[ACTIVITY]
An exact restatement of the records below is expected.

----------------

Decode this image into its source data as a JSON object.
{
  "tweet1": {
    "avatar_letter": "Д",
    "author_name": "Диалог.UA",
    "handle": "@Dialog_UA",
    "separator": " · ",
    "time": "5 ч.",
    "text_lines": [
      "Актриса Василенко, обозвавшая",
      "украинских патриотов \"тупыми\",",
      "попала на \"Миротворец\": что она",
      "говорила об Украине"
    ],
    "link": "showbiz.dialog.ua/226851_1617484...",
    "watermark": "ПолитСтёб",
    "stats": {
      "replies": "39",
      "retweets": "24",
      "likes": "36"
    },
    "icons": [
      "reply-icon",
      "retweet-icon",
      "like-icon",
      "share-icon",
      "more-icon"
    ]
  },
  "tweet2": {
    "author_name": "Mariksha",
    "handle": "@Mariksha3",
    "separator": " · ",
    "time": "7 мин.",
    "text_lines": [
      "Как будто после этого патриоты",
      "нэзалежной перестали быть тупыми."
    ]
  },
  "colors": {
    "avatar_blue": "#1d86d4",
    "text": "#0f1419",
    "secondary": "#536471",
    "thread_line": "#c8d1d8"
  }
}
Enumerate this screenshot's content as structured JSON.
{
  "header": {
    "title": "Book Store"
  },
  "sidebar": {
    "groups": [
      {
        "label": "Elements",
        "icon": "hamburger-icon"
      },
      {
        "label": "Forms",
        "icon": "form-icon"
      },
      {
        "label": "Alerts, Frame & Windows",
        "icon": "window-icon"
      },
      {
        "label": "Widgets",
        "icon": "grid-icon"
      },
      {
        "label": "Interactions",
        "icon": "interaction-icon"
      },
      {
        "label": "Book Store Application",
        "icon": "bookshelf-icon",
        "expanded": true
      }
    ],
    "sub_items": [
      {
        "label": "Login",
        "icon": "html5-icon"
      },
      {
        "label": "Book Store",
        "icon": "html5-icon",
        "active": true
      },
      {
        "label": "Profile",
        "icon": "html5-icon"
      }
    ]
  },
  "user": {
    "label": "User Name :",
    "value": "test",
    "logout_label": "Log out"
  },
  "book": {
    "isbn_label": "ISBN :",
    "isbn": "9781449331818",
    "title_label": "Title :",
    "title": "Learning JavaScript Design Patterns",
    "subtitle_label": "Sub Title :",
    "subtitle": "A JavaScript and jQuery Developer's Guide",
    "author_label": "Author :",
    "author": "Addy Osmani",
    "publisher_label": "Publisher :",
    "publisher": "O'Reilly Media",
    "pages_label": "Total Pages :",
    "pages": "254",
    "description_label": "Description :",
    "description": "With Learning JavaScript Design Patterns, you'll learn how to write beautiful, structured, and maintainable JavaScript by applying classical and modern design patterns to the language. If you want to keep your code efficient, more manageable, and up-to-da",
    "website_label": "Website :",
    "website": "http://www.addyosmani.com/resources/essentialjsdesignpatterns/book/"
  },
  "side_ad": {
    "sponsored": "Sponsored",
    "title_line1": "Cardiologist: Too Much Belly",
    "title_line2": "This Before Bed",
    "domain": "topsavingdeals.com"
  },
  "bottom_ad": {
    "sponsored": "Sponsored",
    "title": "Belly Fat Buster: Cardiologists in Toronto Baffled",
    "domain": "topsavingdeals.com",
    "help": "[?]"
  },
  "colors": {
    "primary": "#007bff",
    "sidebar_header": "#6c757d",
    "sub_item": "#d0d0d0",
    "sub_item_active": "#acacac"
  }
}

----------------

[TASK OUTPUT]
Decode this image into its source data as a JSON object.
{
  "tweet1": {
    "avatar_letter": "Д",
    "author_name": "Диалог.UA",
    "handle": "@Dialog_UA",
    "separator": " · ",
    "time": "5 ч.",
    "text_lines": [
      "Актриса Василенко, обозвавшая",
      "украинских патриотов \"тупыми\",",
      "попала на \"Миротворец\": что она",
      "говорила об Украине"
    ],
    "link": "showbiz.dialog.ua/226851_1617484...",
    "watermark": "ПолитСтёб",
    "stats": {
      "replies": "39",
      "retweets": "24",
      "likes": "36"
    },
    "icons": [
      "reply-icon",
      "retweet-icon",
      "like-icon",
      "share-icon",
      "more-icon"
    ]
  },
  "tweet2": {
    "author_name": "Mariksha",
    "handle": "@Mariksha3",
    "separator": " · ",
    "time": "7 мин.",
    "text_lines": [
      "Как будто после этого патриоты",
      "нэзалежной перестали быть тупыми."
    ]
  },
  "colors": {
    "avatar_blue": "#1d86d4",
    "text": "#0f1419",
    "secondary": "#536471",
    "thread_line": "#c8d1d8"
  }
}
Enumerate this screenshot's content as structured JSON.
{
  "header": {
    "title": "Book Store"
  },
  "sidebar": {
    "groups": [
      {
        "label": "Elements",
        "icon": "hamburger-icon"
      },
      {
        "label": "Forms",
        "icon": "form-icon"
      },
      {
        "label": "Alerts, Frame & Windows",
        "icon": "window-icon"
      },
      {
        "label": "Widgets",
        "icon": "grid-icon"
      },
      {
        "label": "Interactions",
        "icon": "interaction-icon"
      },
      {
        "label": "Book Store Application",
        "icon": "bookshelf-icon",
        "expanded": true
      }
    ],
    "sub_items": [
      {
        "label": "Login",
        "icon": "html5-icon"
      },
      {
        "label": "Book Store",
        "icon": "html5-icon",
        "active": true
      },
      {
        "label": "Profile",
        "icon": "html5-icon"
      }
    ]
  },
  "user": {
    "label": "User Name :",
    "value": "test",
    "logout_label": "Log out"
  },
  "book": {
    "isbn_label": "ISBN :",
    "isbn": "9781449331818",
    "title_label": "Title :",
    "title": "Learning JavaScript Design Patterns",
    "subtitle_label": "Sub Title :",
    "subtitle": "A JavaScript and jQuery Developer's Guide",
    "author_label": "Author :",
    "author": "Addy Osmani",
    "publisher_label": "Publisher :",
    "publisher": "O'Reilly Media",
    "pages_label": "Total Pages :",
    "pages": "254",
    "description_label": "Description :",
    "description": "With Learning JavaScript Design Patterns, you'll learn how to write beautiful, structured, and maintainable JavaScript by applying classical and modern design patterns to the language. If you want to keep your code efficient, more manageable, and up-to-da",
    "website_label": "Website :",
    "website": "http://www.addyosmani.com/resources/essentialjsdesignpatterns/book/"
  },
  "side_ad": {
    "sponsored": "Sponsored",
    "title_line1": "Cardiologist: Too Much Belly",
    "title_line2": "This Before Bed",
    "domain": "topsavingdeals.com"
  },
  "bottom_ad": {
    "sponsored": "Sponsored",
    "title": "Belly Fat Buster: Cardiologists in Toronto Baffled",
    "domain": "topsavingdeals.com",
    "help": "[?]"
  },
  "colors": {
    "primary": "#007bff",
    "sidebar_header": "#6c757d",
    "sub_item": "#d0d0d0",
    "sub_item_active": "#acacac"
  }
}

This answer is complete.